Plows need room to workPublished 5:34pm Wednesday, December 26, 2012
With winter at hand, the Cass County Road Commission would like to remind residents that while crews work to keep roads passable, there is no “bare roads” policy in effect.
The road commission is responsible for plowing 1,014 miles of public roads throughout Cass County, divided up into 24 routes.
The systematic operation begins on primary roads and selected heavily traveled local roads when conditions warrant, or when snow accumulates in excess of two inches.
Due to budgetary constraints in recent years, the road commission had to scrap its bare roads policy several years ago. A comprehensive snow and ice removal policy was implemented in 2008 with subsequent amendments as necessary.
Crews address primary roads, intersections, hills and curves on the first plowing and use ice control materials beyond the primary roads as the work continues. Local roads are plowed next, corresponding to lower speeds and/or traffic volumes. Subdivision, lakeside and gravel roads are plowed last and are not typically plowed during overtime hours unless more than four inches accumulation of snow occurs, or as otherwise warranted by weather conditions.
Plowing generally is done with trucks equipped with underbody scrapers, front plows and sand/salt spreaders to apply ice control materials, which is comprised of a mixture of sand and salt. Areas plowed with graders and tractors are not sanded unless conditions warrant and approval is given by the superintendent or manager.

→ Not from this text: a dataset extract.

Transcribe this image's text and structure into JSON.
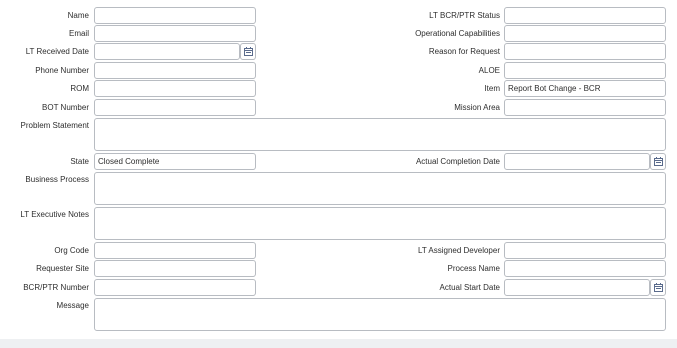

The road commission now counts wing plows among its equipment as those throw wider swaths of snow, thus reducing plowing time. The goal is to open all roads in the county within 48 hours of a snow storm. However, if additional snowfall impacts higher priority roads, crews are redirected to those even if lower priority roads are not completed, officials say.
For safety reasons, plowing operations are terminated after 14 continuous hours of work to allow crew members time to rest. Operations also are suspended when visibility is limited. Road foremen begin assessing road conditions at 3 a.m. during weather events.

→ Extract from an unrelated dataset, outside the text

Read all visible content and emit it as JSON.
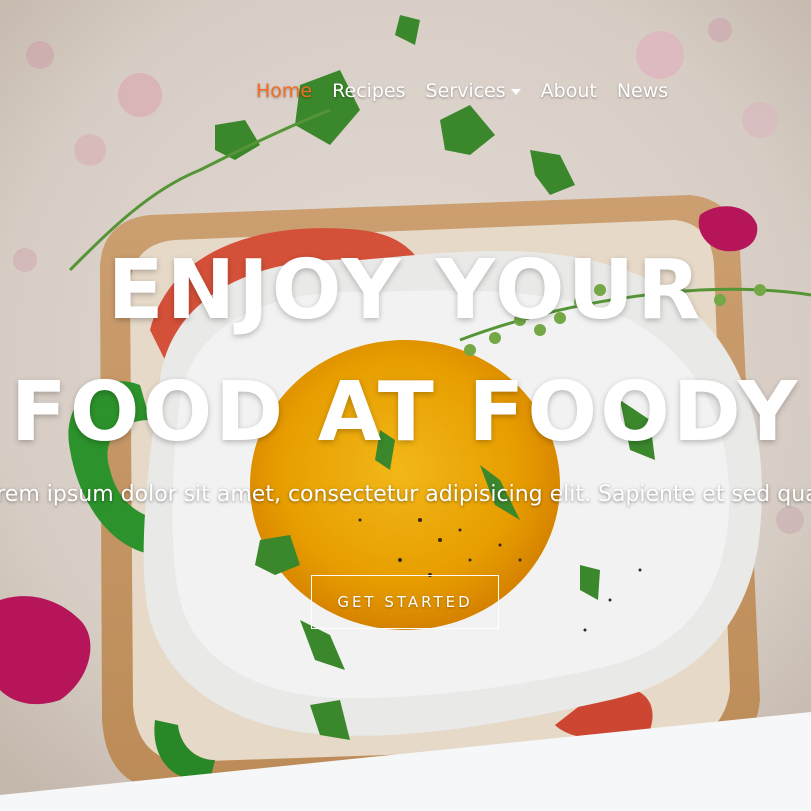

Residents are reminded to help crews by adhering to “common sense” safety measures.
Those include not allowing children to play near the roadway where they could be struck by sticks or rocks being thrown by plows, and for drivers not to follow plowing equipment too closely.
Also important, officials say, is for residents to place trash receptacles in their driveways instead of in the roadways and to remove those receptacles as soon as they are emptied. Officials also explain that it is a violation of state law to push snow across the roads from driveways or leave snow in the middle of the road.
It is not uncommon for snow plows to inadvertently damage mailboxes. Residents who need mailbox replacement because of plow damage are asked to take the mailbox to the road commission’s headquarters at 340 N. O’Keefe St., Cassopolis.
They will be given a replacement wooden post, a standard metal mailbox and a check for $20 will be mailed subsequently to help cover installation costs.